Q Well, of course, the development of this whole field, like so many areas, hasn’t been strictly logical. If you take the first philosophy, or what you call the Harris philosophy, through to its logical conclusion, and say that all the Fourth Amendment requires is reasonableness under the circumstances, I would suppose, as a matter of logic, it would follow that if a policeman gets a warrant for the arrest of the man at his house, and then finds he doesn’t happen to be there, and he gets lawful access to the house because of his warrant, it would be very difficult to see why logically he wouldn’t be reasonable. That is the only test, for him to go ahead and search the house anyway.
This whole train of development hasn’t been a matter of pure logic by any manner or means, has it?
A Along that line of thought, Your Honor, that, then, would cast doubt on Chapman. It would cast doubt on Taylor. It would cast doubt on all of the cases where there has been a search and not even an arrest. They can’t all be wrong, can they?
Q I am not suggesting that is so. I am suggesting that the law, if it remains perfectly stable, that you can’t search without a warrant except in very limited circumstances, one of which is incident to an arrest and, therefore, it is not quite accurate to say that there are two opposite philosophies as regards the interpretation of the Fourth Amendment as a whole, name, reasonable or, logical, a warrant in every case where you can get one feasibly.
A My purpose in addressing myself to this, Your Honor, was that if the reasonable clause is to be given primary meaning, then there doesn’t seem to be any real, strong reason for having the warrant clause in the amendment at all, for certainly a warrant which was issued without oath or affirmation, or without probable cause, would not, on its face, be reasonable.
Q Well, we have both parts of the amendment.
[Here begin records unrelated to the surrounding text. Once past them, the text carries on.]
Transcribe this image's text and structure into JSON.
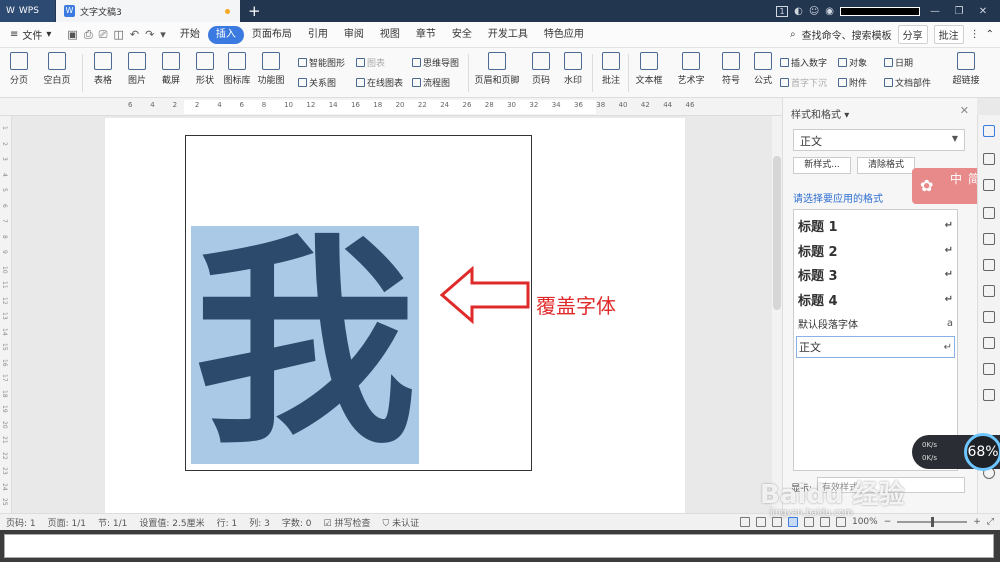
{
  "titlebar": {
    "app_name": "WPS",
    "doc_tab": "文字文稿3",
    "add_tab": "+",
    "badge": "1",
    "minimize": "—",
    "maximize": "❐",
    "close": "✕"
  },
  "menubar": {
    "file": "文件",
    "tabs": [
      "开始",
      "插入",
      "页面布局",
      "引用",
      "审阅",
      "视图",
      "章节",
      "安全",
      "开发工具",
      "特色应用"
    ],
    "active_tab": "插入",
    "search": "查找命令、搜索模板",
    "share": "分享",
    "comment": "批注"
  },
  "ribbon": {
    "page_break": "分页",
    "blank_page": "空白页",
    "table": "表格",
    "picture": "图片",
    "screenshot": "截屏",
    "shape": "形状",
    "icon_lib": "图标库",
    "func_chart": "功能图",
    "smart_shape": "智能图形",
    "chart": "图表",
    "mind_map": "思维导图",
    "relation": "关系图",
    "online_chart": "在线图表",
    "flowchart": "流程图",
    "header_footer": "页眉和页脚",
    "page_num": "页码",
    "watermark": "水印",
    "comment": "批注",
    "textbox": "文本框",
    "art_text": "艺术字",
    "symbol": "符号",
    "formula": "公式",
    "insert_number": "插入数字",
    "first_drop": "首字下沉",
    "object": "对象",
    "attachment": "附件",
    "date": "日期",
    "doc_part": "文档部件",
    "hyperlink": "超链接"
  },
  "ruler": {
    "labels": [
      "6",
      "4",
      "2",
      "2",
      "4",
      "6",
      "8",
      "10",
      "12",
      "14",
      "16",
      "18",
      "20",
      "22",
      "24",
      "26",
      "28",
      "30",
      "32",
      "34",
      "36",
      "38",
      "40",
      "42",
      "44",
      "46"
    ],
    "vlabels": [
      "1",
      "2",
      "3",
      "4",
      "5",
      "6",
      "7",
      "8",
      "9",
      "10",
      "11",
      "12",
      "13",
      "14",
      "15",
      "16",
      "17",
      "18",
      "19",
      "20",
      "21",
      "22",
      "23",
      "24",
      "25"
    ]
  },
  "document": {
    "big_char": "我",
    "annotation": "覆盖字体",
    "arrow_color": "#e02a2a",
    "char_bg": "#a9c9e7",
    "char_color": "#2c4a6b"
  },
  "panel": {
    "title": "样式和格式",
    "current_style": "正文",
    "new_style": "新样式...",
    "clear_format": "清除格式",
    "hint": "请选择要应用的格式",
    "styles": [
      {
        "name": "标题 1",
        "mark": "↵"
      },
      {
        "name": "标题 2",
        "mark": "↵"
      },
      {
        "name": "标题 3",
        "mark": "↵"
      },
      {
        "name": "标题 4",
        "mark": "↵"
      },
      {
        "name": "默认段落字体",
        "mark": "a"
      },
      {
        "name": "正文",
        "mark": "↵"
      }
    ],
    "show_label": "显示:",
    "show_value": "有效样式"
  },
  "ime": {
    "mode1": "中",
    "mode2": "简"
  },
  "speed": {
    "up": "0K/s",
    "down": "0K/s",
    "percent": "68%"
  },
  "status": {
    "page_no": "页码: 1",
    "pages": "页面: 1/1",
    "section": "节: 1/1",
    "setting": "设置值: 2.5厘米",
    "row": "行: 1",
    "col": "列: 3",
    "words": "字数: 0",
    "spell": "拼写检查",
    "auth": "未认证",
    "zoom": "100%"
  },
  "watermark": {
    "brand": "Baidu 经验",
    "url": "jingyan.baidu.com"
  }
}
A I think the amendment must be read as a whole, Your Honor.
mr. chief justice warren: Mr. Monroe, before you take your seat, I just want to say that the Court is conscious of the fact that you are here in the public interest by assignment of this Court to represent this indigent defendant.
The Court is greatly comforted by the fact that lawyers are willing to do that. We consider it a real public service for a lawyer to come to Washington and perform such a service.
We thank you for what you have done, sir.
MR. MONROE: The pleasure and opportunity has been mine.
mr. chief justice warren: I want to say to you, Mr. George, that, of course, we are also as interested in the fair representation of a State as we are in the interest of the petitioner and we appreciate your frank and earnest interest in the State of California. We thank you, as well.
MR. GEORGE: Thank you.
(Whereupon, at 12:45 p.m. the argument in the above-entitled matter was concluded.)